Some of the brightest minds in astronomy and astrophysics have met at the University of Hull this week, as it hosts a leading national conference.
The STFC Introductory Summer School in Astronomy, backed by UK Research & Innovation, sees around 70 postgraduate students from across the country converge for a series of lectures, delivered by experts in the discipline.
Areas covered include solar physics, gravitational waves, the cosmic microwave background and large-scale structure, molecular astrophysics.
Professor Brad Gibson, Director of the E.A. Milne Centre for Astrophysics at the University of Hull, said: “We last hosted this summer school in 2016, which was the 25th anniversary of the event, so to have it back in Hull this year is fantastic.
“This week has brought together almost 100 PhD students and academics, all of who are leaders and experts in their field. It provides postgraduate students from across the country with an opportunity to meet each other, share ideas and discuss their areas of focus.

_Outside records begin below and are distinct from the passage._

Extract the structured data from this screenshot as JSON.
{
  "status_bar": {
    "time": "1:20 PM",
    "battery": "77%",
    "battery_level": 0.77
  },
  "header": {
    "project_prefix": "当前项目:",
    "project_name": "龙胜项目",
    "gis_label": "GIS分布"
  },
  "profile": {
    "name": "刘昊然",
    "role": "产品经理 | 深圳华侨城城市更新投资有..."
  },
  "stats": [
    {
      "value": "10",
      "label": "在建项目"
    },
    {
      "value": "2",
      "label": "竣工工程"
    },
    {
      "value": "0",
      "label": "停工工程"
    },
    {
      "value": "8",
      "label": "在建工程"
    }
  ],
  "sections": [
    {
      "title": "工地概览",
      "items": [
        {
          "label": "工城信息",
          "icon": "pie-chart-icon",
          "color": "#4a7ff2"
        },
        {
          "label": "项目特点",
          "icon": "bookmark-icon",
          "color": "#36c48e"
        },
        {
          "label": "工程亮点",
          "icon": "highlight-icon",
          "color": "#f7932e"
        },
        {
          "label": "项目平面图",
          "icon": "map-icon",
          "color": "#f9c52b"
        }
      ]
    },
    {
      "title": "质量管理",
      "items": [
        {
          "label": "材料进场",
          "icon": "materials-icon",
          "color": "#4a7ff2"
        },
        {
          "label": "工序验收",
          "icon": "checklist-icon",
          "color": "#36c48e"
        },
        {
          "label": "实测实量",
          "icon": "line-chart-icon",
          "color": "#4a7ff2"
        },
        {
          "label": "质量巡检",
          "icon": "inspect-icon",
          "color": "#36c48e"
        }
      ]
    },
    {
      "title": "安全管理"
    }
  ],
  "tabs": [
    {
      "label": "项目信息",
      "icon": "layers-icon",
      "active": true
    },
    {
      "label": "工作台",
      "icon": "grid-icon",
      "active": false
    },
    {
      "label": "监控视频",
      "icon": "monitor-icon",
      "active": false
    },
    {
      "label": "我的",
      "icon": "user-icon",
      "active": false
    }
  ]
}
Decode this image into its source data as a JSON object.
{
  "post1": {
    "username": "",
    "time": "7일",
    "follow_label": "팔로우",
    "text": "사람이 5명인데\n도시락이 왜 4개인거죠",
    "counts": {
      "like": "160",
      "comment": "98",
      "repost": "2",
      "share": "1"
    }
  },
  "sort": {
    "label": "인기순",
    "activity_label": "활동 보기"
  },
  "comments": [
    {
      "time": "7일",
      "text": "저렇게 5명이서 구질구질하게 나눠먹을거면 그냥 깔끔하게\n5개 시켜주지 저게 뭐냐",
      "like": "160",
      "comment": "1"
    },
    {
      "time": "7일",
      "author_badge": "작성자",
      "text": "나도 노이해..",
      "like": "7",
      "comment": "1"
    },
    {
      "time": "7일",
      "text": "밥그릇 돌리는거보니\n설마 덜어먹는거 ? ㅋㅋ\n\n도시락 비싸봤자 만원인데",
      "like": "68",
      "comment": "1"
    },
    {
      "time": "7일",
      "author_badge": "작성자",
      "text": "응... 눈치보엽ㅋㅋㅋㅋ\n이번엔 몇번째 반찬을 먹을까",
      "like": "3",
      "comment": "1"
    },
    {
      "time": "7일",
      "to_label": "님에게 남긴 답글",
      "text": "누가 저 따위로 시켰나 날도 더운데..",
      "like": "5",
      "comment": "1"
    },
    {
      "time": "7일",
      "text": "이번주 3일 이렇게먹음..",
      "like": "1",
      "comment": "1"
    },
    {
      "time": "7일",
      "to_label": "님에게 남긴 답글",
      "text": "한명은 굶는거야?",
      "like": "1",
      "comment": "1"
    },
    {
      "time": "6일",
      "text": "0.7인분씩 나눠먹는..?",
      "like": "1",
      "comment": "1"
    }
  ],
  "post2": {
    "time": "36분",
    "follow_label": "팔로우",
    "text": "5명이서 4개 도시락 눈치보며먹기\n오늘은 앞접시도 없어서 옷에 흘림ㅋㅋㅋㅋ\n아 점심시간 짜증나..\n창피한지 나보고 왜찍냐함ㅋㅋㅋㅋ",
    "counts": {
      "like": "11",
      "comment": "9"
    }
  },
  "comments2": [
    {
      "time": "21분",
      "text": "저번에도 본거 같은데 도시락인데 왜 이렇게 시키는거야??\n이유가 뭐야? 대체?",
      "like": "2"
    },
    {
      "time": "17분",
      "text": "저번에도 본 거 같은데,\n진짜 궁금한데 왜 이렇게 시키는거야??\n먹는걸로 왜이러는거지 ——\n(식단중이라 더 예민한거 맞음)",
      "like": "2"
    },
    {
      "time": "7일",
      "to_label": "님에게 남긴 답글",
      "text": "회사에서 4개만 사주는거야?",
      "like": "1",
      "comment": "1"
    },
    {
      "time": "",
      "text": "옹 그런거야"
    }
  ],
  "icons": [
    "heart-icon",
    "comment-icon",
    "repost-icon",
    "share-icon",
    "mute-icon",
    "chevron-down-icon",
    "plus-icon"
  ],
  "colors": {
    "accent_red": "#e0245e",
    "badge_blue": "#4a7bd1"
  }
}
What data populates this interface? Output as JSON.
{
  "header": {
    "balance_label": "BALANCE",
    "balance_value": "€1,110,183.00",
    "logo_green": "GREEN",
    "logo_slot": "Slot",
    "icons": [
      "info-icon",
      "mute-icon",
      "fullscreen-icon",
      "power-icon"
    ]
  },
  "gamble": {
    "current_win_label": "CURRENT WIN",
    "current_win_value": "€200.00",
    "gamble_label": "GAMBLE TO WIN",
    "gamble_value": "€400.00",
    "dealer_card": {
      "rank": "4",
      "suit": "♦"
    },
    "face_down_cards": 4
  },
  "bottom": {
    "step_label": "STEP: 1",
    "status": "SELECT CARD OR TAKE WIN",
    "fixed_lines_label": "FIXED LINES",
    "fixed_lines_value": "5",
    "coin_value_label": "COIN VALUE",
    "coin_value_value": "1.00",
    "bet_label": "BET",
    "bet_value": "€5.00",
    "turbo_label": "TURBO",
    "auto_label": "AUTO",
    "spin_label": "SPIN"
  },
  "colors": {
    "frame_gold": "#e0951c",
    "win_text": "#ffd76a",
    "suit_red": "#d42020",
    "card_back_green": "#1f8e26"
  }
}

“Events like this are also about widening participation and increasing diversity in the industry, encouraging people from all backgrounds to pursue careers in STEM subjects.”
The week-long conference, running from August 30 to September 3, also provided attendees with careers, teaching and outreach support.
Hosted at Middleton Hall on the University of Hull campus, attendees will also visit The Deep on the evening of Thursday 2 September, for a social night and a look around the city’s spectacular aquarium.
Among those attending the Summer School were members of the University’s ‘Changing the Face of Physics’ campaign.
The initiative was launched by the University of Hull with the aim of widening diversity and participation within physics.
Last year, it was announced that University of Hull physics student Kiri Newson had been selected for a prestigious new scholarship programme.
Kiri, now embarking on a PhD at Hull, was one of four talented students across the country to be chosen for the Bell Burnell Graduate Scholarship Fund.
Established by leading physicist Professor Dame Jocelyn Bell Burnell and the Institute of Physics to encourage greater diversity in science, the scholarship aims to help talented students from under-represented groups to pursue a PhD in the subject.
Kiri’s PhD is focused on medical physics, exploring adaptive radiotherapy techniques through machine learning.
The Summer School this week is being hosted by the University’s E.A. Milne Centre for Astrophysics.
From the Big Bang to black holes, and from quantum mechanics to the theory of everything, the Centre’s world leading experts pursue explanations for the wonders of the universe.
Discoveries are shared with students, schools and the public to ignite the passions of the Einsteins and Hawkings of tomorrow.